How to complete this task => Exact copy, pictures excluded: please retype every record below.

Records provided =>
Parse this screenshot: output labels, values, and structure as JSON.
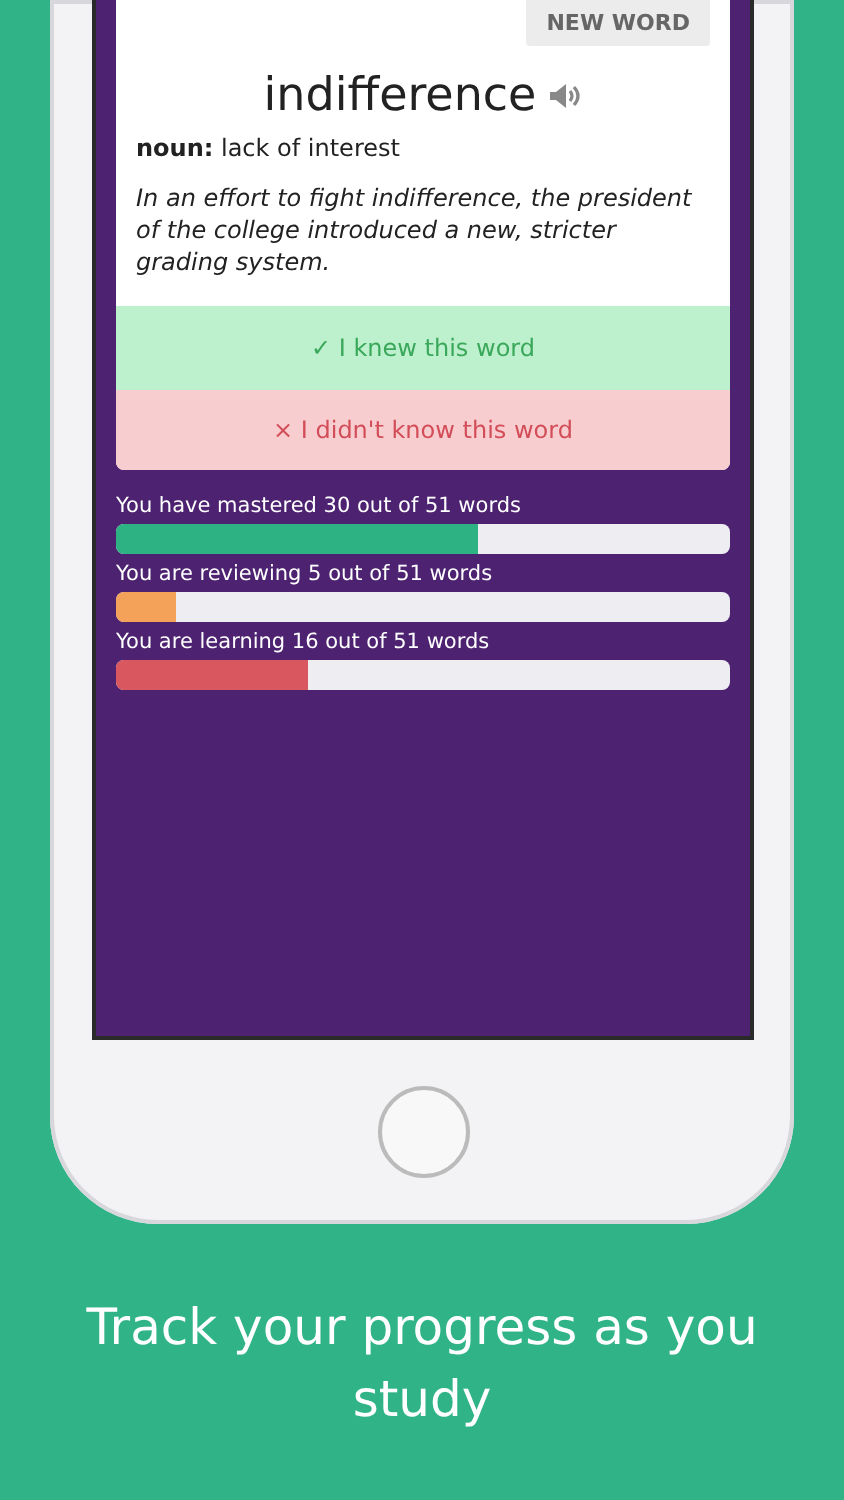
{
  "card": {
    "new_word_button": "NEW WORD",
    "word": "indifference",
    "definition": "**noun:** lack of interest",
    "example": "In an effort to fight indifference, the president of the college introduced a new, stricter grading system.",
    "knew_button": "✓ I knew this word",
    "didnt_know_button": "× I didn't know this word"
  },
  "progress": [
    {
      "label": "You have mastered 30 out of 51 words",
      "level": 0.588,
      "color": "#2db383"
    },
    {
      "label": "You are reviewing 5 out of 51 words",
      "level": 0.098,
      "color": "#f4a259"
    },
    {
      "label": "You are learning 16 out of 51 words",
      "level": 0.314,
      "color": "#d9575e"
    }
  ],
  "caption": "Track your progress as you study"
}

Solution below =>
Parse this screenshot: output labels, values, and structure as JSON.
{
  "card": {
    "new_word_button": "NEW WORD",
    "word": "indifference",
    "definition": "**noun:** lack of interest",
    "example": "In an effort to fight indifference, the president of the college introduced a new, stricter grading system.",
    "knew_button": "✓ I knew this word",
    "didnt_know_button": "× I didn't know this word"
  },
  "progress": [
    {
      "label": "You have mastered 30 out of 51 words",
      "level": 0.588,
      "color": "#2db383"
    },
    {
      "label": "You are reviewing 5 out of 51 words",
      "level": 0.098,
      "color": "#f4a259"
    },
    {
      "label": "You are learning 16 out of 51 words",
      "level": 0.314,
      "color": "#d9575e"
    }
  ],
  "caption": "Track your progress as you study"
}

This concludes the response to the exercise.